Susan Aspinall

Nuture as well as Nature: Environmentalism in Representations of Women and Exercise in Britain, from the 1880's to the Early 1920s.

Supervisors: Professor Hilary Marland and Dr Mathew Thomson

Brooke Whitelaw

Industry and the Interior Life: Industrial ‘Experts’ and the Mental World of Workers in Twentieth Century Britain, 1900-1970

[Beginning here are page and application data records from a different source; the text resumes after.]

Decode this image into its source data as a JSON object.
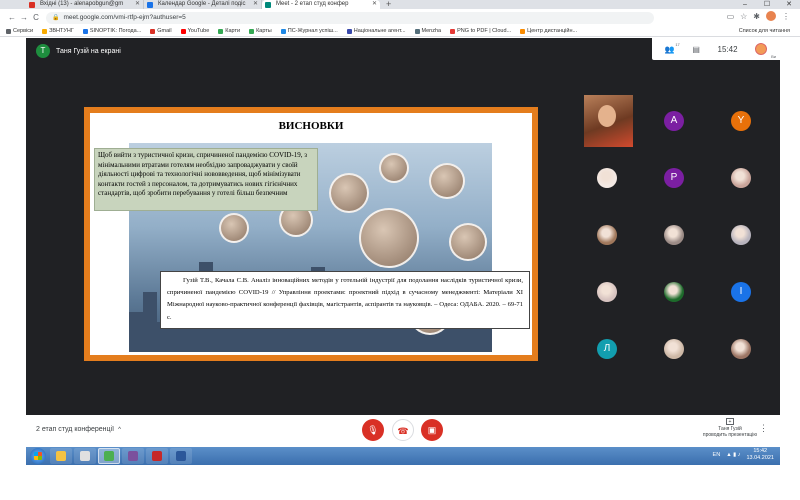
{
  "browser": {
    "tabs": [
      {
        "label": "Вхідні (13) - alenapobgun@gm",
        "favicon_color": "#d93025",
        "active": false
      },
      {
        "label": "Календар Google - Деталі подіс",
        "favicon_color": "#1a73e8",
        "active": false
      },
      {
        "label": "Meet - 2 етап студ конфер",
        "favicon_color": "#00897b",
        "active": true
      }
    ],
    "new_tab": "+",
    "window_controls": [
      "–",
      "☐",
      "✕"
    ],
    "url": "meet.google.com/vmi-rtfp-ejm?authuser=5",
    "nav": {
      "back": "←",
      "forward": "→",
      "reload": "C"
    },
    "bookmarks": [
      {
        "label": "Сервіси",
        "color": "#5f6368"
      },
      {
        "label": "ЗВНТУНГ",
        "color": "#f9ab00"
      },
      {
        "label": "SINOPTIK: Погода...",
        "color": "#1a73e8"
      },
      {
        "label": "Gmail",
        "color": "#d93025"
      },
      {
        "label": "YouTube",
        "color": "#ff0000"
      },
      {
        "label": "Карти",
        "color": "#34a853"
      },
      {
        "label": "Карты",
        "color": "#34a853"
      },
      {
        "label": "ПС-Журнал успіш...",
        "color": "#1e88e5"
      },
      {
        "label": "Національне агент...",
        "color": "#3949ab"
      },
      {
        "label": "Menzha",
        "color": "#546e7a"
      },
      {
        "label": "PNG to PDF | Cloud...",
        "color": "#e53935"
      },
      {
        "label": "Центр дистанційн...",
        "color": "#fb8c00"
      }
    ],
    "reading_list": "Список для читання"
  },
  "meet": {
    "presenter_initial": "T",
    "presenter_label": "Таня Гузій на екрані",
    "participants_count": "17",
    "clock": "15:42",
    "self_label": "Ви",
    "meeting_title": "2 етап студ конференції",
    "presenting_label_line1": "Таня Гузій",
    "presenting_label_line2": "проводить презентацію"
  },
  "slide": {
    "title": "ВИСНОВКИ",
    "summary": "Щоб вийти з туристичної кризи, спричиненої пандемією COVID-19, з мінімальними втратами готелям необхідно запроваджувати у своїй діяльності цифрові та технологічні нововведення, щоб мінімізувати контакти гостей з персоналом, та дотримуватись нових гігієнічних стандартів, щоб зробити перебування у готелі більш безпечним",
    "reference": "Гузій Т.В., Качала С.В. Аналіз інноваційних методів у готельній індустрії для подолання наслідків туристичної кризи, спричиненої пандемією COVID-19 // Управління проектами: проектний підхід в сучасному менеджменті: Матеріали XI Міжнародної науково-практичної конференції фахівців, магістрантів, аспірантів та науковців. – Одеса: ОДАБА. 2020. – 69-71 с."
  },
  "participants": [
    {
      "type": "video"
    },
    {
      "type": "letter",
      "letter": "A",
      "color": "#7b1fa2"
    },
    {
      "type": "letter",
      "letter": "Y",
      "color": "#e8710a"
    },
    {
      "type": "photo",
      "color": "#f3e9e4"
    },
    {
      "type": "letter",
      "letter": "P",
      "color": "#7b1fa2"
    },
    {
      "type": "photo",
      "color": "#c9a49a"
    },
    {
      "type": "photo",
      "color": "#a0785c"
    },
    {
      "type": "photo",
      "color": "#9b8b86"
    },
    {
      "type": "photo",
      "color": "#b7b3bd"
    },
    {
      "type": "photo",
      "color": "#d7c3c0"
    },
    {
      "type": "photo",
      "color": "#1d6b2b"
    },
    {
      "type": "letter",
      "letter": "I",
      "color": "#1a73e8"
    },
    {
      "type": "letter",
      "letter": "Л",
      "color": "#129eaf"
    },
    {
      "type": "photo",
      "color": "#cdb8a6"
    },
    {
      "type": "photo",
      "color": "#9c7564"
    }
  ],
  "controls": {
    "mic_icon": "mic-off-icon",
    "hangup_icon": "call-end-icon",
    "camera_icon": "videocam-off-icon",
    "danger_color": "#d93025"
  },
  "taskbar": {
    "apps": [
      {
        "name": "explorer",
        "color": "#f6c343"
      },
      {
        "name": "media",
        "color": "#e0e0e0"
      },
      {
        "name": "chrome",
        "color": "#4caf50"
      },
      {
        "name": "viber",
        "color": "#7b519d"
      },
      {
        "name": "pdf",
        "color": "#c62828"
      },
      {
        "name": "word",
        "color": "#2b579a"
      }
    ],
    "lang": "EN",
    "time": "15:42",
    "date": "13.04.2021"
  }
}
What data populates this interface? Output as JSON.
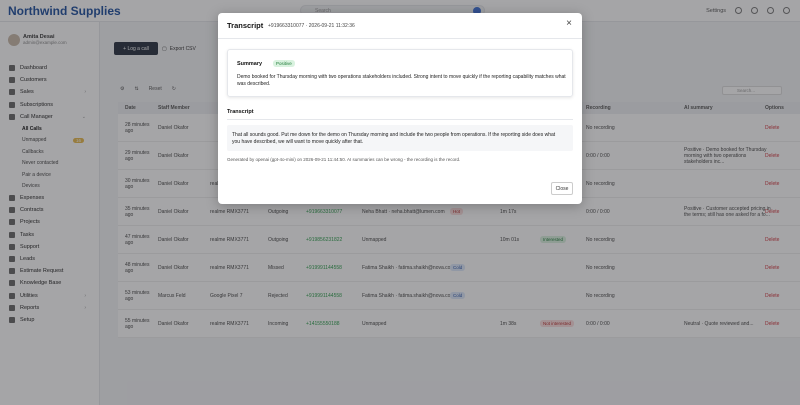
{
  "app": {
    "brand": "Northwind Supplies",
    "search_placeholder": "Search",
    "settings": "Settings"
  },
  "user": {
    "name": "Amita Desai",
    "email": "admin@example.com"
  },
  "nav": [
    {
      "label": "Dashboard"
    },
    {
      "label": "Customers"
    },
    {
      "label": "Sales",
      "chevron": "›"
    },
    {
      "label": "Subscriptions"
    },
    {
      "label": "Call Manager",
      "chevron": "⌄"
    }
  ],
  "call_sub": [
    {
      "label": "All Calls",
      "active": true
    },
    {
      "label": "Unmapped",
      "badge": "16"
    },
    {
      "label": "Callbacks"
    },
    {
      "label": "Never contacted"
    },
    {
      "label": "Pair a device"
    },
    {
      "label": "Devices"
    }
  ],
  "nav2": [
    {
      "label": "Expenses"
    },
    {
      "label": "Contracts"
    },
    {
      "label": "Projects"
    },
    {
      "label": "Tasks"
    },
    {
      "label": "Support"
    },
    {
      "label": "Leads"
    },
    {
      "label": "Estimate Request"
    },
    {
      "label": "Knowledge Base"
    },
    {
      "label": "Utilities",
      "chevron": "›"
    },
    {
      "label": "Reports",
      "chevron": "›"
    },
    {
      "label": "Setup"
    }
  ],
  "toolbar": {
    "log_call": "+ Log a call",
    "export": "Export CSV",
    "reset": "Reset",
    "table_search": "Search..."
  },
  "table": {
    "headers": [
      "Date",
      "Staff Member",
      "",
      "",
      "",
      "",
      "",
      "",
      "",
      "Recording",
      "AI summary",
      "Options"
    ],
    "rows": [
      {
        "date": "28 minutes ago",
        "staff": "Daniel Okafor",
        "ext": "",
        "dir": "",
        "from": "",
        "contact": "",
        "status": "",
        "dur": "",
        "out": "",
        "rec": "No recording",
        "ai": "",
        "opt": "Delete"
      },
      {
        "date": "29 minutes ago",
        "staff": "Daniel Okafor",
        "ext": "",
        "dir": "",
        "from": "",
        "contact": "",
        "status": "",
        "dur": "",
        "out": "",
        "rec": "0:00 / 0:00",
        "ai": "Positive · Demo booked for Thursday morning with two operations stakeholders inc...",
        "opt": "Delete"
      },
      {
        "date": "30 minutes ago",
        "staff": "Daniel Okafor",
        "ext": "realme RMX3771",
        "dir": "Incoming",
        "from": "+919887554321",
        "contact": "Unmapped",
        "status": "",
        "dur": "1m 58s",
        "out": "Interested",
        "rec": "No recording",
        "ai": "",
        "opt": "Delete"
      },
      {
        "date": "35 minutes ago",
        "staff": "Daniel Okafor",
        "ext": "realme RMX3771",
        "dir": "Outgoing",
        "from": "+919663310077",
        "contact": "Neha Bhatt · neha.bhatt@lumen.com",
        "status": "Hot",
        "dur": "1m 17s",
        "out": "",
        "rec": "0:00 / 0:00",
        "ai": "Positive · Customer accepted pricing in the terms; still has one asked for a fo...",
        "opt": "Delete"
      },
      {
        "date": "47 minutes ago",
        "staff": "Daniel Okafor",
        "ext": "realme RMX3771",
        "dir": "Outgoing",
        "from": "+919856231822",
        "contact": "Unmapped",
        "status": "",
        "dur": "10m 01s",
        "out": "Interested",
        "rec": "No recording",
        "ai": "",
        "opt": "Delete"
      },
      {
        "date": "48 minutes ago",
        "staff": "Daniel Okafor",
        "ext": "realme RMX3771",
        "dir": "Missed",
        "from": "+919991144558",
        "contact": "Fatima Shaikh · fatima.shaikh@nova.com",
        "status": "Cold",
        "dur": "",
        "out": "",
        "rec": "No recording",
        "ai": "",
        "opt": "Delete"
      },
      {
        "date": "53 minutes ago",
        "staff": "Marcus Feld",
        "ext": "Google Pixel 7",
        "dir": "Rejected",
        "from": "+919991144558",
        "contact": "Fatima Shaikh · fatima.shaikh@nova.com",
        "status": "Cold",
        "dur": "",
        "out": "",
        "rec": "No recording",
        "ai": "",
        "opt": "Delete"
      },
      {
        "date": "55 minutes ago",
        "staff": "Daniel Okafor",
        "ext": "realme RMX3771",
        "dir": "Incoming",
        "from": "+14155550188",
        "contact": "Unmapped",
        "status": "",
        "dur": "1m 38s",
        "out": "Not interested",
        "rec": "0:00 / 0:00",
        "ai": "Neutral · Quote reviewed and...",
        "opt": "Delete"
      }
    ]
  },
  "modal": {
    "title": "Transcript",
    "subtitle": "+919663310077 · 2026-09-21 11:32:36",
    "close": "×",
    "summary_label": "Summary",
    "summary_sentiment": "Positive",
    "summary_text": "Demo booked for Thursday morning with two operations stakeholders included. Strong intent to move quickly if the reporting capability matches what was described.",
    "transcript_label": "Transcript",
    "transcript_text": "That all sounds good. Put me down for the demo on Thursday morning and include the two people from operations. If the reporting side does what you have described, we will want to move quickly after that.",
    "generated": "Generated by openai (gpt-4o-mini) on 2026-09-21 11:44:50. AI summaries can be wrong - the recording is the record.",
    "close_button": "Close"
  }
}
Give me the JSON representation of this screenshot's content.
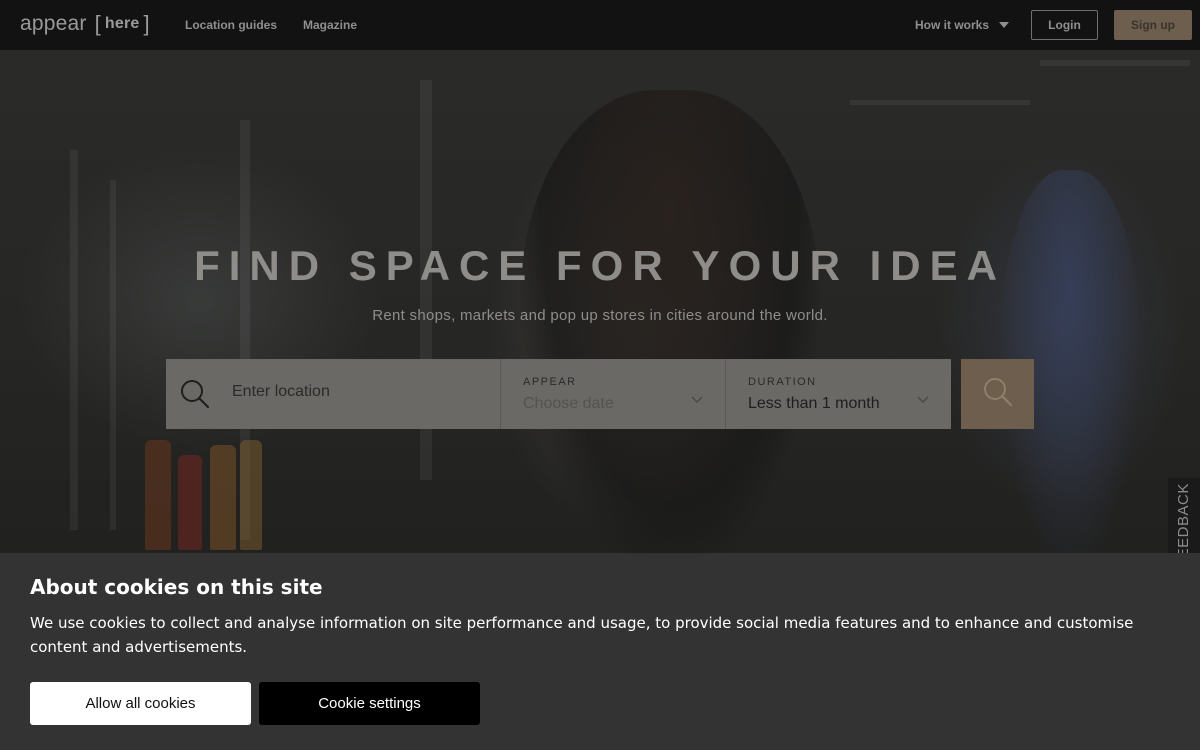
{
  "nav": {
    "logo_main": "appear",
    "logo_here": "here",
    "links": [
      "Location guides",
      "Magazine"
    ],
    "how_it_works": "How it works",
    "login": "Login",
    "signup": "Sign up"
  },
  "hero": {
    "headline": "FIND SPACE FOR YOUR IDEA",
    "subline": "Rent shops, markets and pop up stores in cities around the world."
  },
  "search": {
    "location_placeholder": "Enter location",
    "appear_label": "APPEAR",
    "appear_value": "Choose date",
    "duration_label": "DURATION",
    "duration_value": "Less than 1 month",
    "icon": "search-icon"
  },
  "feedback": {
    "label": "FEEDBACK"
  },
  "cookie": {
    "title": "About cookies on this site",
    "text": "We use cookies to collect and analyse information on site performance and usage, to provide social media features and to enhance and customise content and advertisements.",
    "allow": "Allow all cookies",
    "settings": "Cookie settings"
  },
  "colors": {
    "accent": "#6d5e4d",
    "nav_bg": "#121212",
    "banner_bg": "#333333"
  }
}
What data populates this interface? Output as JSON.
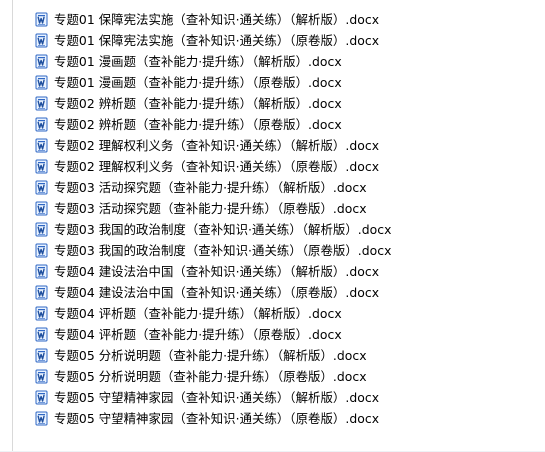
{
  "icon": "word-document-icon",
  "colors": {
    "icon_blue": "#2f67c4",
    "icon_dark": "#1f4f9e",
    "icon_light": "#eaf3ff"
  },
  "files": [
    {
      "name": "专题01 保障宪法实施（查补知识·通关练）（解析版）.docx"
    },
    {
      "name": "专题01 保障宪法实施（查补知识·通关练）（原卷版）.docx"
    },
    {
      "name": "专题01 漫画题（查补能力·提升练）（解析版）.docx"
    },
    {
      "name": "专题01 漫画题（查补能力·提升练）（原卷版）.docx"
    },
    {
      "name": "专题02 辨析题（查补能力·提升练）（解析版）.docx"
    },
    {
      "name": "专题02 辨析题（查补能力·提升练）（原卷版）.docx"
    },
    {
      "name": "专题02 理解权利义务（查补知识·通关练）（解析版）.docx"
    },
    {
      "name": "专题02 理解权利义务（查补知识·通关练）（原卷版）.docx"
    },
    {
      "name": "专题03 活动探究题（查补能力·提升练）（解析版）.docx"
    },
    {
      "name": "专题03 活动探究题（查补能力·提升练）（原卷版）.docx"
    },
    {
      "name": "专题03 我国的政治制度（查补知识·通关练）（解析版）.docx"
    },
    {
      "name": "专题03 我国的政治制度（查补知识·通关练）（原卷版）.docx"
    },
    {
      "name": "专题04 建设法治中国（查补知识·通关练）（解析版）.docx"
    },
    {
      "name": "专题04 建设法治中国（查补知识·通关练）（原卷版）.docx"
    },
    {
      "name": "专题04 评析题（查补能力·提升练）（解析版）.docx"
    },
    {
      "name": "专题04 评析题（查补能力·提升练）（原卷版）.docx"
    },
    {
      "name": "专题05 分析说明题（查补能力·提升练）（解析版）.docx"
    },
    {
      "name": "专题05 分析说明题（查补能力·提升练）（原卷版）.docx"
    },
    {
      "name": "专题05 守望精神家园（查补知识·通关练）（解析版）.docx"
    },
    {
      "name": "专题05 守望精神家园（查补知识·通关练）（原卷版）.docx"
    }
  ]
}
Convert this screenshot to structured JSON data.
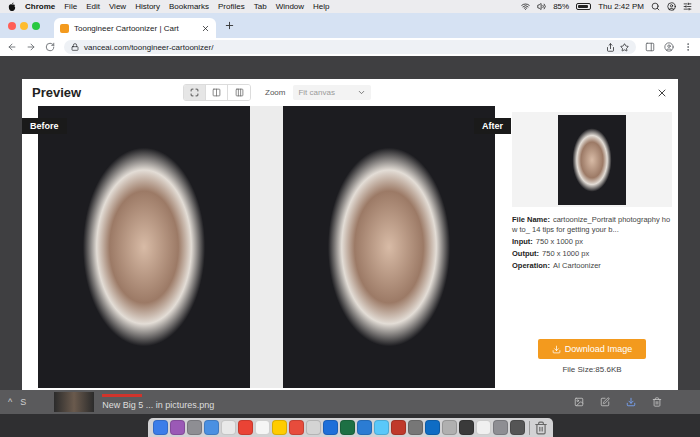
{
  "menu_bar": {
    "app": "Chrome",
    "items": [
      "File",
      "Edit",
      "View",
      "History",
      "Bookmarks",
      "Profiles",
      "Tab",
      "Window",
      "Help"
    ],
    "battery": {
      "reading": "85%",
      "level": 0.85
    },
    "clock": "Thu 2:42 PM"
  },
  "browser": {
    "tabs": [
      {
        "title": "Toongineer Cartoonizer | Cart",
        "selected": true
      }
    ],
    "url": "vanceai.com/toongineer-cartoonizer/"
  },
  "preview": {
    "title": "Preview",
    "views": [
      {
        "kind": "fit",
        "selected": true
      },
      {
        "kind": "split",
        "selected": false
      },
      {
        "kind": "side",
        "selected": false
      }
    ],
    "zoom": {
      "label": "Zoom",
      "placeholder": "Fit canvas"
    },
    "before_label": "Before",
    "after_label": "After",
    "details": [
      {
        "label": "File Name:",
        "value": "cartoonize_Portrait photography how to_ 14 tips for getting your b..."
      },
      {
        "label": "Input:",
        "value": "750 x 1000 px"
      },
      {
        "label": "Output:",
        "value": "750 x 1000 px"
      },
      {
        "label": "Operation:",
        "value": "AI Cartoonizer"
      }
    ],
    "download_button": "Download Image",
    "file_size": "File Size:85.6KB"
  },
  "download_shelf": {
    "toggle": "^",
    "partial": "S",
    "file": "New Big 5 ... in pictures.png"
  }
}
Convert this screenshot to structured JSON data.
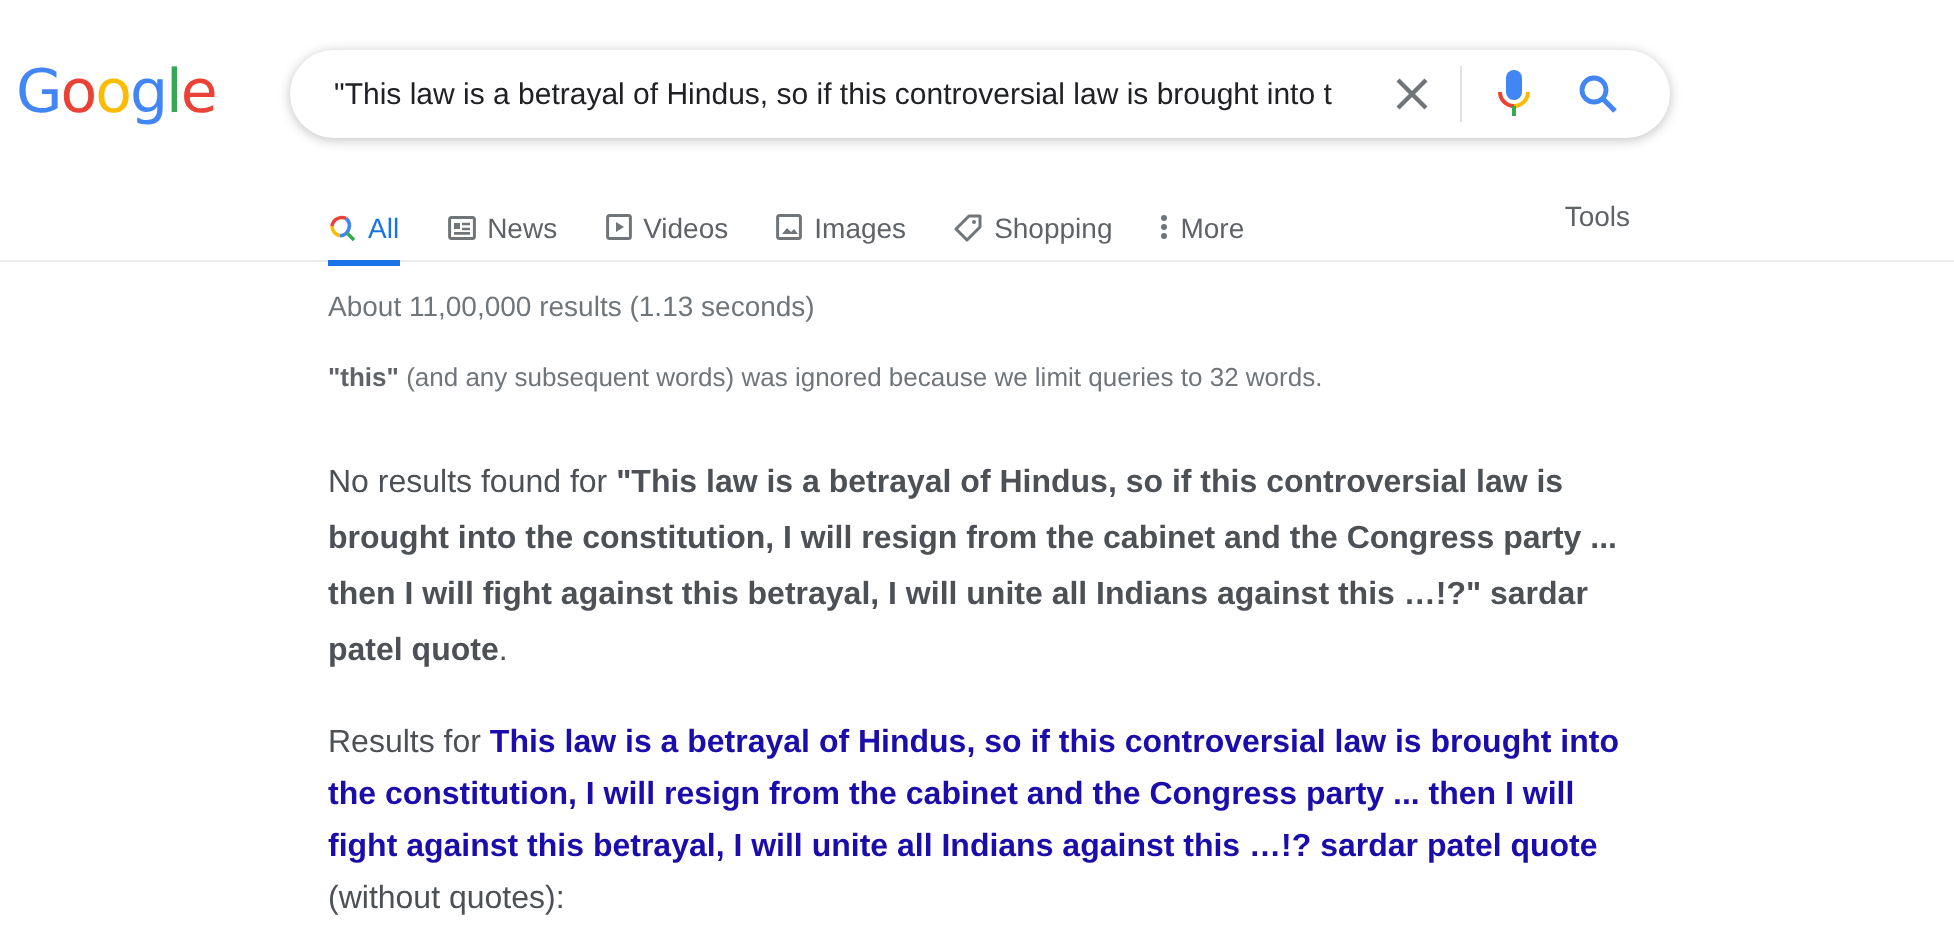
{
  "logo": "Google",
  "search": {
    "value": "\"This law is a betrayal of Hindus, so if this controversial law is brought into t"
  },
  "tabs": [
    {
      "label": "All",
      "kind": "search",
      "selected": true
    },
    {
      "label": "News",
      "kind": "news",
      "selected": false
    },
    {
      "label": "Videos",
      "kind": "video",
      "selected": false
    },
    {
      "label": "Images",
      "kind": "image",
      "selected": false
    },
    {
      "label": "Shopping",
      "kind": "tag",
      "selected": false
    },
    {
      "label": "More",
      "kind": "more",
      "selected": false
    }
  ],
  "tools": "Tools",
  "result_stats": "About 11,00,000 results (1.13 seconds)",
  "ignored_notice": "**\"this\"** (and any subsequent words) was ignored because we limit queries to 32 words.",
  "no_results": "No results found for **\"This law is a betrayal of Hindus, so if this controversial law is brought into the constitution, I will resign from the cabinet and the Congress party ... then I will fight against this betrayal, I will unite all Indians against this …!?\" sardar patel quote**.",
  "results_for": "Results for **This law is a betrayal of Hindus, so if this controversial law is brought into the constitution, I will resign from the cabinet and the Congress party ... then I will fight against this betrayal, I will unite all Indians against this …!? sardar patel quote** (without quotes):"
}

This thesis explores representations and discussion of the ‘interior’ life of industrial workers in psychological, medical, literary and sociological discourse published during the first half of the twentieth century. The attempts of amateur and professional psychologists, writers and sociologists to uncover, decipher and accurately represent the mental world of industrial workers is examined with reference to broader medical and psychological conceptualisations of the influences and effects that different types of labour exercised over the minds and bodies of individuals. Chapters completed so far have focussed upon industrial psychological, sociological and autobiographical literature from the period, tracing contrasting explanations and solutions for expressions of unease and dissatisfaction in industrial environments. Recent sections of work have ranged from discussion of ‘industrial misfits’ and ‘maladjusted’ workers in published industrial psychological literature during the inter-war period, to analysis of worker testimonies in industrial sociological studies such as John Goldthorpe’s post-war Affluent Worker series. Of central concern in my work, are the different ways in which specific groups of industrial ‘experts’ approach this issue of subjectivity, the reasons behind their interest, their preoccupations, methods, and the various obstacles and criticisms they met with in their attempts at observation, control and categorisation of feeling. The overall aim of this project is to illustrate and analyse contemporary debates surrounding how to study, understand and interpret emotional well-being within industrial contexts looking in particular at how such literature contributes to historical understandings of the relationship between work, material conditions and mental health in twentieth century Britain.

Supervisors: Professor Hilary Marland and Dr Mathew Thomson